Did Sri Chinmoy leave a successor when he passed away?
The inner connection that Sri Chinmoy's students with their teacher is not really something that can be replaced by another person. However, the Sri Chinmoy Centre is very active in making his teachings and his musical, creative and athletic offerings available, so that people can experience Sri Chinmoy's philosophy for themselves. Our focus is on continuing to keep the Sri Chinmoy Centre the same abode of peace, joy and service as when Sri Chinmoy was with us physically, and maintaining the high spiritual standards that he set for us.
How do I know if this is the path for me?
Sri Chinmoy gave the following advice on seeing if a meditation teacher is genuine, and if the teacher is the right teacher for him:
Even a beginner can easily recognise a genuine Guru. If a beginner sees someone giving out Peace, Light, Bliss and Purity through his eyes and through his consciousness, then he can be sure that this is a true Master. But although that Master is genuine, he need not be the seeker's own Master.
How can a beginner or anybody know who is his Master? When you see a Master, if you get an inner thrill all of a sudden, then you know that this is your Master. When a child sees his mother after a long separation, he simply jumps with joy. And the mother also gets tremendous joy when she sees her own child after a long time. In the spiritual life it is the same.
How is the Sri Chinmoy Centre organised?
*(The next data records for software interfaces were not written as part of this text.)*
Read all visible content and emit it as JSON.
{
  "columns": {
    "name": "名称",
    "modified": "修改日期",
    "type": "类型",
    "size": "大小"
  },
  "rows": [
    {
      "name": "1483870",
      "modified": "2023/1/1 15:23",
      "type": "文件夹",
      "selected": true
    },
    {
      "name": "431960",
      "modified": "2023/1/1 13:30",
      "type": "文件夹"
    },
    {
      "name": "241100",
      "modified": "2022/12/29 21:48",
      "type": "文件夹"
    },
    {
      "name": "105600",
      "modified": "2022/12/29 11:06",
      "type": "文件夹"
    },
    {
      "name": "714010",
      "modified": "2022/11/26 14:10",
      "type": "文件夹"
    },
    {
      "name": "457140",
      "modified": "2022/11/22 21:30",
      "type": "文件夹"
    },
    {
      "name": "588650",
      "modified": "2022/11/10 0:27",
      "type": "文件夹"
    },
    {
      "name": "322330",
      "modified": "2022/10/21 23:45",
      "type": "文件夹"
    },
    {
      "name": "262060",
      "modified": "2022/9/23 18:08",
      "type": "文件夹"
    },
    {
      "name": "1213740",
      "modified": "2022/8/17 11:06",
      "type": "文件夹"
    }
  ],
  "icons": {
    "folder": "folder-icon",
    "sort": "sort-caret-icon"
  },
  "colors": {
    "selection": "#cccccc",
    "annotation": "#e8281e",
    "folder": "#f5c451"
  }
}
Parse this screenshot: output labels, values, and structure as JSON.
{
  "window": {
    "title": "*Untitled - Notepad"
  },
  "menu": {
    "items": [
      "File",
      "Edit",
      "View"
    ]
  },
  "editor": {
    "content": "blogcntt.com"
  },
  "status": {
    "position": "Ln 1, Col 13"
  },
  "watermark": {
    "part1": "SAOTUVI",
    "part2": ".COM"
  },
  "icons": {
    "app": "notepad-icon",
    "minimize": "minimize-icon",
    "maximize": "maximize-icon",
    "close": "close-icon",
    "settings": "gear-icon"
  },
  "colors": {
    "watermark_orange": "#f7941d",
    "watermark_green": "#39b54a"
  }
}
Like the many initiatives that stem from it, the Sri Chinmoy Centres around the world are largely organised on a grassroots level in each city. In each city where there is a Centre, Sri Chinmoy would ask one or more people to lead the twice-weekly group meditations and co-ordinate activities in that city. Just as Sri Chinmoy never charged for his spiritual guidance during his lifetime, there is no fee for being a member of the Sri Chinmoy Centre. The running costs of each individual Centre are typically met by voluntary contributions, sales of books and music, and fundraising projects such as selling meditation-related items.
Photo of Sri Chinmoy by Pulak Viscardi, photos in opening collage by Alakananda Lebedeva, Menaka Ait-Ouyahia, Ashish Zubaty, Pranlobha Kalagian, sourced from Sri Chinmoy Centre member galleries